Habitat management is the key to successful wildlife management. No wild animal can survive in the absence of its much-needed habitat. One tallgrass prairie study found that burning was much better for grasslands than simply long-term shredding. It had been reported in the past that shredding could maintain a native prairie, but fire seems to be even better and that there are important implications for prairie management and restoration.
The project involved using historical data, but that information reflected a degraded system brought on by decades of mowing. Mowing actually decreased species diversity. However, this latest research found that prescribed fires reversed this degradation and returned native grass. These findings are particularly relevant for habitat management as mowing is increasingly promoted as a fire substitute for prairie management.

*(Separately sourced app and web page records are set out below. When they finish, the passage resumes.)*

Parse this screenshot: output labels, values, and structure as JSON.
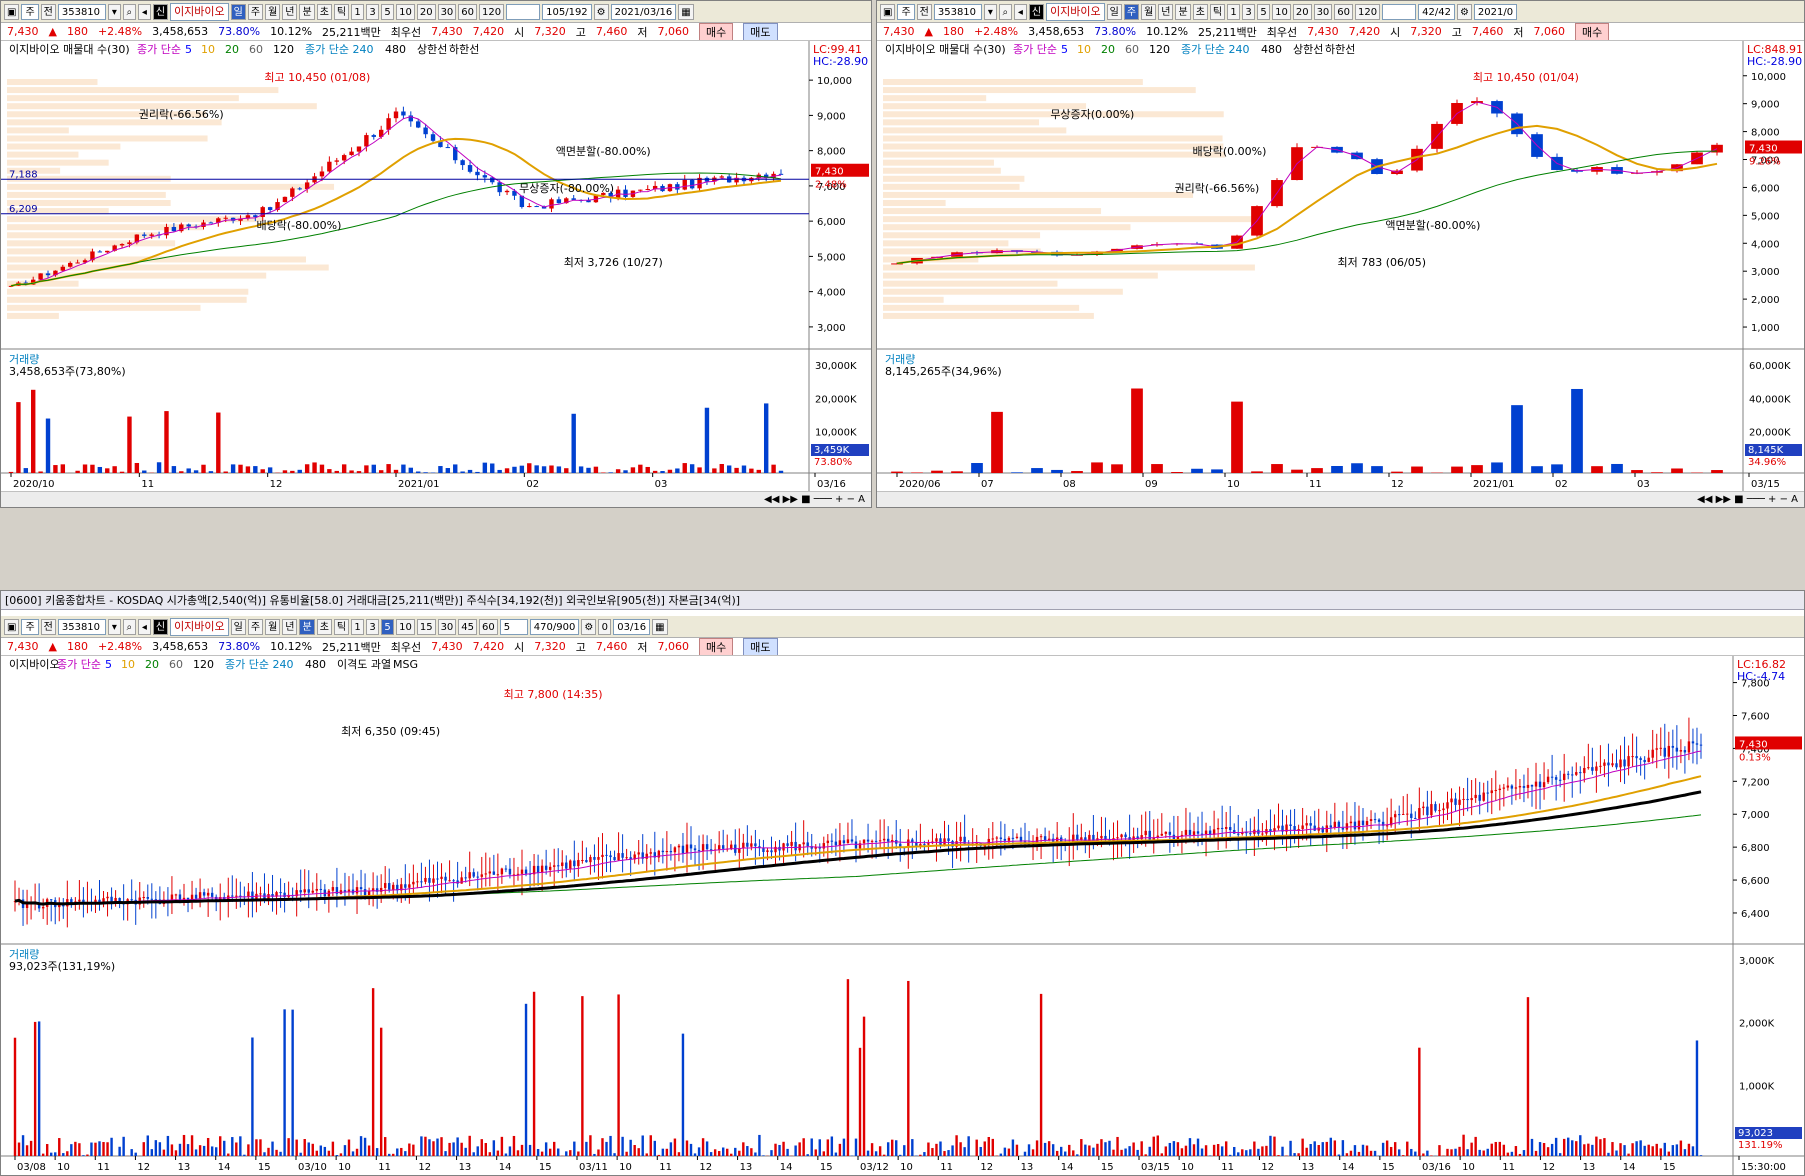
{
  "common": {
    "toolbar_select": "주",
    "toolbar_all": "전",
    "code": "353810",
    "ticker_name": "이지바이오",
    "new_badge": "신",
    "periods": [
      "일",
      "주",
      "월",
      "년",
      "분",
      "초",
      "틱"
    ],
    "numbers_daily": [
      "1",
      "3",
      "5",
      "10",
      "20",
      "30",
      "60",
      "120"
    ],
    "price": "7,430",
    "price_arrow": "▲",
    "change": "180",
    "change_pct": "+2.48%",
    "volume": "3,458,653",
    "vol_ratio": "73.80%",
    "turnover_pct": "10.12%",
    "amount": "25,211백만",
    "priority_label": "최우선",
    "bid": "7,430",
    "ask": "7,420",
    "open_label": "시",
    "open": "7,320",
    "high_label": "고",
    "high": "7,460",
    "low_label": "저",
    "low": "7,060",
    "buy": "매수",
    "sell": "매도"
  },
  "panes": {
    "left": {
      "counter": "105/192",
      "date": "2021/03/16",
      "legend": [
        "이지바이오 매물대 수(30)",
        "종가 단순",
        "5",
        "10",
        "20",
        "60",
        "120",
        "종가 단순 240",
        "480",
        "상한선",
        "하한선"
      ],
      "lc": "LC:99.41",
      "hc": "HC:-28.90",
      "vol_label": "거래량",
      "vol_value": "3,458,653주(73,80%)",
      "vol_side": "3,459K",
      "vol_pct": "73.80%",
      "level1": "7,188",
      "level2": "6,209",
      "cur_price": "7,430",
      "cur_pct": "2.48%",
      "x_labels": [
        "2020/10",
        "11",
        "12",
        "2021/01",
        "02",
        "03",
        "03/16"
      ],
      "y_labels": [
        "10,000",
        "9,000",
        "8,000",
        "7,000",
        "6,000",
        "5,000",
        "4,000",
        "3,000"
      ],
      "vol_y": [
        "30,000K",
        "20,000K",
        "10,000K"
      ],
      "annotations": [
        "최고 10,450 (01/08)",
        "권리락(-66.56%)",
        "액면분할(-80.00%)",
        "무상증자(-80.00%)",
        "배당락(-80.00%)",
        "최저 3,726 (10/27)"
      ]
    },
    "right": {
      "counter": "42/42",
      "date": "2021/0",
      "legend": [
        "이지바이오 매물대 수(30)",
        "종가 단순",
        "5",
        "10",
        "20",
        "60",
        "120",
        "종가 단순 240",
        "480",
        "상한선",
        "하한선"
      ],
      "lc": "LC:848.91",
      "hc": "HC:-28.90",
      "vol_label": "거래량",
      "vol_value": "8,145,265주(34,96%)",
      "vol_side": "8,145K",
      "vol_pct": "34.96%",
      "cur_price": "7,430",
      "cur_pct": "9.26%",
      "x_labels": [
        "2020/06",
        "07",
        "08",
        "09",
        "10",
        "11",
        "12",
        "2021/01",
        "02",
        "03",
        "03/15"
      ],
      "y_labels": [
        "10,000",
        "9,000",
        "8,000",
        "7,000",
        "6,000",
        "5,000",
        "4,000",
        "3,000",
        "2,000",
        "1,000"
      ],
      "vol_y": [
        "60,000K",
        "40,000K",
        "20,000K"
      ],
      "annotations": [
        "최고 10,450 (01/04)",
        "무상증자(0.00%)",
        "배당락(0.00%)",
        "권리락(-66.56%)",
        "액면분할(-80.00%)",
        "최저 783 (06/05)"
      ]
    },
    "bottom": {
      "title": "[0600] 키움종합차트 - KOSDAQ 시가총액[2,540(억)] 유통비율[58.0] 거래대금[25,211(백만)] 주식수[34,192(천)] 외국인보유[905(천)] 자본금[34(억)]",
      "counter": "470/900",
      "interval": "5",
      "date": "03/16",
      "check0": "0",
      "numbers_min": [
        "1",
        "3",
        "5",
        "10",
        "15",
        "30",
        "45",
        "60"
      ],
      "legend": [
        "이지바이오",
        "종가 단순",
        "5",
        "10",
        "20",
        "60",
        "120",
        "종가 단순 240",
        "480",
        "이격도 과열",
        "MSG"
      ],
      "lc": "LC:16.82",
      "hc": "HC:-4.74",
      "vol_label": "거래량",
      "vol_value": "93,023주(131,19%)",
      "vol_side": "93,023",
      "vol_pct": "131.19%",
      "cur_price": "7,430",
      "cur_pct": "0.13%",
      "x_labels": [
        "03/08",
        "10",
        "11",
        "12",
        "13",
        "14",
        "15",
        "03/10",
        "10",
        "11",
        "12",
        "13",
        "14",
        "15",
        "03/11",
        "10",
        "11",
        "12",
        "13",
        "14",
        "15",
        "03/12",
        "10",
        "11",
        "12",
        "13",
        "14",
        "15",
        "03/15",
        "10",
        "11",
        "12",
        "13",
        "14",
        "15",
        "03/16",
        "10",
        "11",
        "12",
        "13",
        "14",
        "15",
        "15:30:00"
      ],
      "y_labels": [
        "7,800",
        "7,600",
        "7,400",
        "7,200",
        "7,000",
        "6,800",
        "6,600",
        "6,400"
      ],
      "vol_y": [
        "3,000K",
        "2,000K",
        "1,000K"
      ],
      "annotations": [
        "최고 7,800 (14:35)",
        "최저 6,350 (09:45)"
      ]
    }
  },
  "chart_data": [
    {
      "type": "candlestick",
      "title": "",
      "x": [
        "2020/10",
        "11",
        "12",
        "2021/01",
        "02",
        "03",
        "03/16"
      ],
      "close": [
        4100,
        5600,
        6300,
        9000,
        6400,
        6900,
        7430
      ],
      "ylim": [
        2600,
        10600
      ],
      "high_point": 10450,
      "low_point": 3726,
      "levels": [
        7188,
        6209
      ]
    },
    {
      "type": "candlestick",
      "title": "",
      "x": [
        "2020/06",
        "07",
        "08",
        "09",
        "10",
        "11",
        "12",
        "2021/01",
        "02",
        "03",
        "03/15"
      ],
      "close": [
        3300,
        3700,
        3600,
        4000,
        3800,
        7800,
        6300,
        9500,
        6700,
        6500,
        7430
      ],
      "ylim": [
        500,
        10600
      ],
      "high_point": 10450,
      "low_point": 783
    },
    {
      "type": "candlestick",
      "title": "",
      "x": [
        "03/08",
        "03/10",
        "03/11",
        "03/12",
        "03/15",
        "03/16"
      ],
      "close": [
        6450,
        6530,
        6790,
        6840,
        6930,
        7430
      ],
      "ylim": [
        6260,
        7840
      ],
      "high_point": 7800,
      "low_point": 6350
    }
  ]
}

For example, research in the past concluded that native grasslands can be harvested to produce biofuels. While the researchers are correct, new data suggest that replacing prescribed fires with mowing to harvest biofuels in high quality remnant prairies will not be compatible with maintaining native prairie plant biodiversity. Another study recommended creating permanent fire-free refuges in prairies to protect fire-sensitive species. The latest data shows this is a no-no and mowing does not effectively control brush. Brush encroachment can be detrimental to natural springs.

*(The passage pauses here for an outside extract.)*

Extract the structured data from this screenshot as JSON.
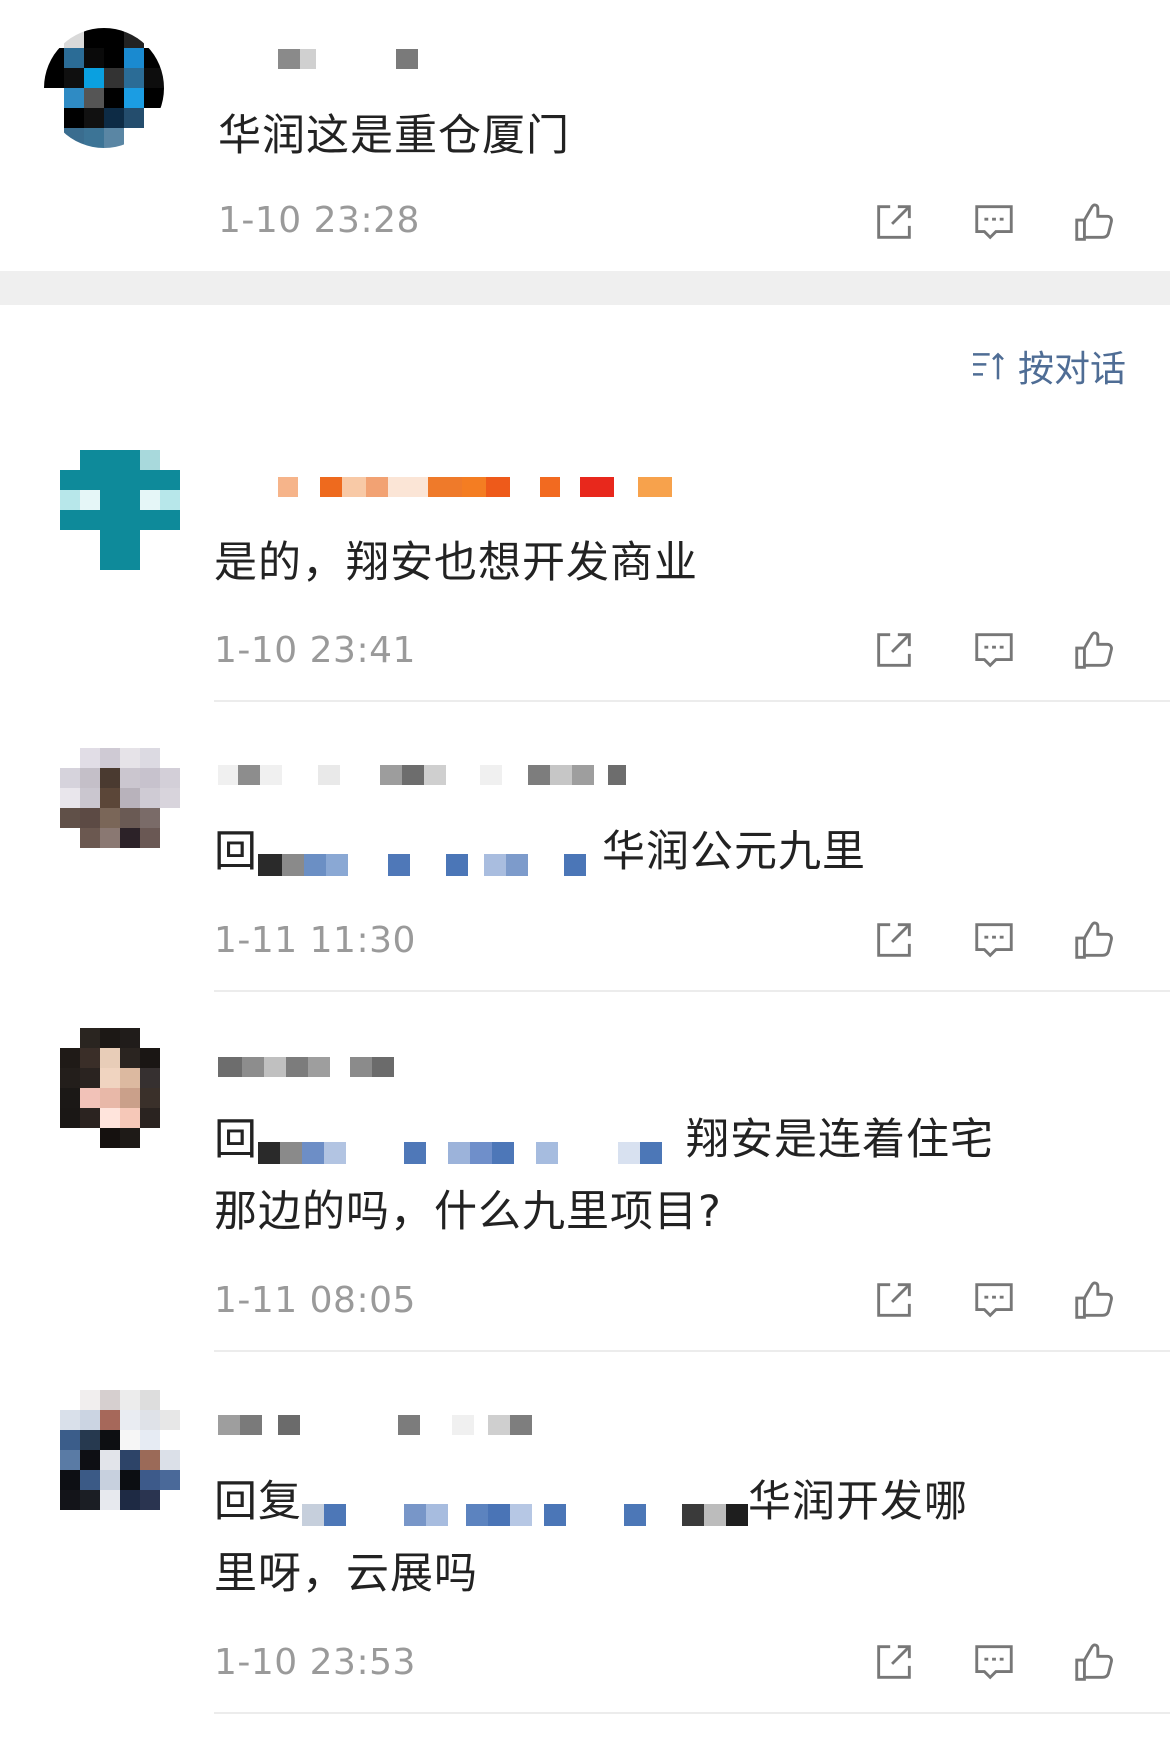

In fact, they caution that the elimination of fire as a management tool could eliminate the host plants that some prairie species depend on. I agree. The role of fire in maintaining prairie animal populations remains poorly known, but we know encroaching brush and cedar changes habitat structure. Interactions involving prescribed burning, habitat loss and fragmentation and climate change further complicates matters and necessitates careful integration of fire management with animal conservation.
Replacing fire with mowing in some areas may be appropriate for
some wildlife in some places, but it is a largely unproven approach. A more sound approach to tallgrass prairie habitat management will be to maintain prescribed fires into the future if we are to attempt to maintain the diversity of all taxa in tallgrass prairie.